Activity:
Below are the records; locate each line with the word "legend" and copy it.
##### Records shown
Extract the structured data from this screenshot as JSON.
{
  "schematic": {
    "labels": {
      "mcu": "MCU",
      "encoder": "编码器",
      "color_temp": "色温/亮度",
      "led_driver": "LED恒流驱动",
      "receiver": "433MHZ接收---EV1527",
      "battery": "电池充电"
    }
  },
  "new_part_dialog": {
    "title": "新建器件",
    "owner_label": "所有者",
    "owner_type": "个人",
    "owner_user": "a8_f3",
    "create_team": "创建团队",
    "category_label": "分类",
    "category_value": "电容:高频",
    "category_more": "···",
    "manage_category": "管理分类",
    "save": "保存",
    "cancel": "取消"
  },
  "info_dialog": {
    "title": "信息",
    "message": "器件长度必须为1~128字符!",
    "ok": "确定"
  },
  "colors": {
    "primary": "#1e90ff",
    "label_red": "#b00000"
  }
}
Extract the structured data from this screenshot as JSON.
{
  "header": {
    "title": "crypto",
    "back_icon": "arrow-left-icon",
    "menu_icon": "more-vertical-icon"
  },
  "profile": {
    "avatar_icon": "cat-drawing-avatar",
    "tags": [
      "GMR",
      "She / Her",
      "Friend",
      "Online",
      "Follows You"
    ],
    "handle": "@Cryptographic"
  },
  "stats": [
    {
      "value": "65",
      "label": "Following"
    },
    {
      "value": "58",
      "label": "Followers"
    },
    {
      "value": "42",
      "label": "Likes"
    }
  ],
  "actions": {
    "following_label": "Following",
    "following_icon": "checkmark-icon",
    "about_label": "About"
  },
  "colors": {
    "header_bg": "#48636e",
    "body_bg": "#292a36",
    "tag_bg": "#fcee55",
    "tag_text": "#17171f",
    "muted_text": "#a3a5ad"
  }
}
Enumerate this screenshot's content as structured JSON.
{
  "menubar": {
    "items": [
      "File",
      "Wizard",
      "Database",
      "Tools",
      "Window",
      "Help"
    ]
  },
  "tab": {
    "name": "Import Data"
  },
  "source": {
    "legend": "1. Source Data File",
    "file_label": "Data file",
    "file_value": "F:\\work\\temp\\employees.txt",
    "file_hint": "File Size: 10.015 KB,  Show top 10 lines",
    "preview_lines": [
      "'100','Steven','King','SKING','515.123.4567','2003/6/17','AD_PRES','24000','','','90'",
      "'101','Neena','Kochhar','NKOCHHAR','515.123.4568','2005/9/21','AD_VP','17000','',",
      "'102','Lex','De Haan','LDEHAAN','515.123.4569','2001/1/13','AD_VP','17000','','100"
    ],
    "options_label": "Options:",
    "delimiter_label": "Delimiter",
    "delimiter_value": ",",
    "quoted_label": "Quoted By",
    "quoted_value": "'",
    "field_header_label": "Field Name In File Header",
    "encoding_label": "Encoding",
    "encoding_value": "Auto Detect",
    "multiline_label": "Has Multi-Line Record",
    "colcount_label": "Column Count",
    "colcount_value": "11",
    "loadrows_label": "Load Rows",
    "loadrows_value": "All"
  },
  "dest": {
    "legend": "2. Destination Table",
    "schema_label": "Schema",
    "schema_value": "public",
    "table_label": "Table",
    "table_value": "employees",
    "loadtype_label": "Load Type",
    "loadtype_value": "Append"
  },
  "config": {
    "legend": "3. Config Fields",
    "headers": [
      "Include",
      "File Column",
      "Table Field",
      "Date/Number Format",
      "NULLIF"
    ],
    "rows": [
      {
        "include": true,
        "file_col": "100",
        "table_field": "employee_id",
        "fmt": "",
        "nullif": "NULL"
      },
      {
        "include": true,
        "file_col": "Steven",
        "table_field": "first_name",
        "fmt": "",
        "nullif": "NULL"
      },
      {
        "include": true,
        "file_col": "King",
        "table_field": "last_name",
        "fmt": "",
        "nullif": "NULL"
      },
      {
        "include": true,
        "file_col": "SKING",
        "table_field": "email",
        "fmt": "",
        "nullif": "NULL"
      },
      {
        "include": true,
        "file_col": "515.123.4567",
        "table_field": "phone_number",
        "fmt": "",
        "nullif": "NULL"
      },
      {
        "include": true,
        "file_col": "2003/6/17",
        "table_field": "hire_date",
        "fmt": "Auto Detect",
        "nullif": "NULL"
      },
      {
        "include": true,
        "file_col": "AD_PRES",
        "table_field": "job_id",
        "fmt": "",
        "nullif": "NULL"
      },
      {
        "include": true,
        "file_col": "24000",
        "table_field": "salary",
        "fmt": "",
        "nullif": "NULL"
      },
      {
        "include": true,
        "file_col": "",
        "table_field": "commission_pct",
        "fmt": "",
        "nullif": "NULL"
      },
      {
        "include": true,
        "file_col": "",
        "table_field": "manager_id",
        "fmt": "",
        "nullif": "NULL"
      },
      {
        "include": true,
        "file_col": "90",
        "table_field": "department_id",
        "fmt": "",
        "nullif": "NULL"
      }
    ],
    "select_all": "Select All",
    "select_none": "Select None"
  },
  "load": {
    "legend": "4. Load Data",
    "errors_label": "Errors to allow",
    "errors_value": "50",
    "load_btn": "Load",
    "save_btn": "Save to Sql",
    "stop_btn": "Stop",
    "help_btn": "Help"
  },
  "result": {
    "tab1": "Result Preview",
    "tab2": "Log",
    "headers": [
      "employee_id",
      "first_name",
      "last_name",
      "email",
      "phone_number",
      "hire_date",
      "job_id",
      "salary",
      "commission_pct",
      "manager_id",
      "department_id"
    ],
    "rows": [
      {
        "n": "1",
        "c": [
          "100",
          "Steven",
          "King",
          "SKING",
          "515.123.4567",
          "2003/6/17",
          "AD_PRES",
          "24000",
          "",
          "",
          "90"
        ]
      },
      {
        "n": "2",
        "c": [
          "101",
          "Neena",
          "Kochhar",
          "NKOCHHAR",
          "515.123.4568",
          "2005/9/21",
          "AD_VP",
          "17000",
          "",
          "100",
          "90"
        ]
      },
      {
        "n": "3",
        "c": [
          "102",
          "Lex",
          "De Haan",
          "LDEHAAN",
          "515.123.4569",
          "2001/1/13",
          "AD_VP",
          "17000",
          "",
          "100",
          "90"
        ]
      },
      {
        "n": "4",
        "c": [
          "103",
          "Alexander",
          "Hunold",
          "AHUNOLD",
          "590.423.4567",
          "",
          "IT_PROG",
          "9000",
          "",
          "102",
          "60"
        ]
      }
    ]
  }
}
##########
Response to the exercise:
    "legend": "1. Source Data File",
    "legend": "2. Destination Table",
    "legend": "3. Config Fields",
    "legend": "4. Load Data",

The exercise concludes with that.